### Exercise objective
Would you please reproduce all the entries word for word, minus the pictures?

※ ※ ※

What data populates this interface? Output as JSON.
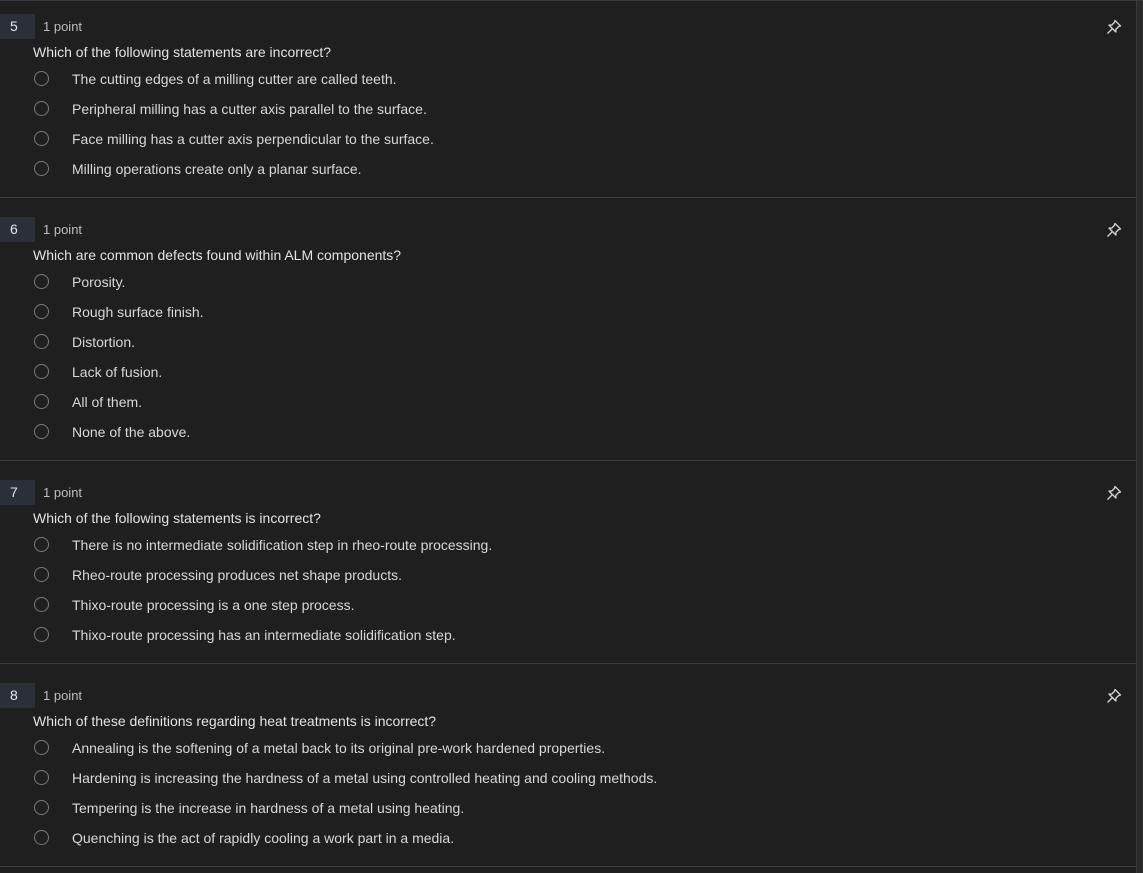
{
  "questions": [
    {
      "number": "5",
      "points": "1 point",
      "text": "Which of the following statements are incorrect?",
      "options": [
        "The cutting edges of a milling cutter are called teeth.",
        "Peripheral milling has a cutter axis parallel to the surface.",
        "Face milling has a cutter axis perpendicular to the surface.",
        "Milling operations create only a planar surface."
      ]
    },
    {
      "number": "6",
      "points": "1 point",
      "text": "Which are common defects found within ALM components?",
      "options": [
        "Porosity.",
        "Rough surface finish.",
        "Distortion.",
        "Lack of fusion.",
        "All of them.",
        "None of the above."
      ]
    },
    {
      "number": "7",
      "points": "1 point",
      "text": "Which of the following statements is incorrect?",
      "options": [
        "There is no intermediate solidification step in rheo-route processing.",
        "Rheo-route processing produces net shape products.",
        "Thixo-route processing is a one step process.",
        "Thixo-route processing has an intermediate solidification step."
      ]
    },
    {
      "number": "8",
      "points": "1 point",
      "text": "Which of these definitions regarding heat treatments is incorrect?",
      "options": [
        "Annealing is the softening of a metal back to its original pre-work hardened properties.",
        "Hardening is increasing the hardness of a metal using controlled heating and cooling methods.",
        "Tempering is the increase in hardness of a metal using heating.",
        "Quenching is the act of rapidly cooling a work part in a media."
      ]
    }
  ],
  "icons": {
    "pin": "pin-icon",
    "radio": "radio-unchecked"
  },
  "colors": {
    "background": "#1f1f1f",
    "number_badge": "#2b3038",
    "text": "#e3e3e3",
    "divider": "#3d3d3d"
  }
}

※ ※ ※

### Completed task
What data populates this interface? Output as JSON.
{
  "questions": [
    {
      "number": "5",
      "points": "1 point",
      "text": "Which of the following statements are incorrect?",
      "options": [
        "The cutting edges of a milling cutter are called teeth.",
        "Peripheral milling has a cutter axis parallel to the surface.",
        "Face milling has a cutter axis perpendicular to the surface.",
        "Milling operations create only a planar surface."
      ]
    },
    {
      "number": "6",
      "points": "1 point",
      "text": "Which are common defects found within ALM components?",
      "options": [
        "Porosity.",
        "Rough surface finish.",
        "Distortion.",
        "Lack of fusion.",
        "All of them.",
        "None of the above."
      ]
    },
    {
      "number": "7",
      "points": "1 point",
      "text": "Which of the following statements is incorrect?",
      "options": [
        "There is no intermediate solidification step in rheo-route processing.",
        "Rheo-route processing produces net shape products.",
        "Thixo-route processing is a one step process.",
        "Thixo-route processing has an intermediate solidification step."
      ]
    },
    {
      "number": "8",
      "points": "1 point",
      "text": "Which of these definitions regarding heat treatments is incorrect?",
      "options": [
        "Annealing is the softening of a metal back to its original pre-work hardened properties.",
        "Hardening is increasing the hardness of a metal using controlled heating and cooling methods.",
        "Tempering is the increase in hardness of a metal using heating.",
        "Quenching is the act of rapidly cooling a work part in a media."
      ]
    }
  ],
  "icons": {
    "pin": "pin-icon",
    "radio": "radio-unchecked"
  },
  "colors": {
    "background": "#1f1f1f",
    "number_badge": "#2b3038",
    "text": "#e3e3e3",
    "divider": "#3d3d3d"
  }
}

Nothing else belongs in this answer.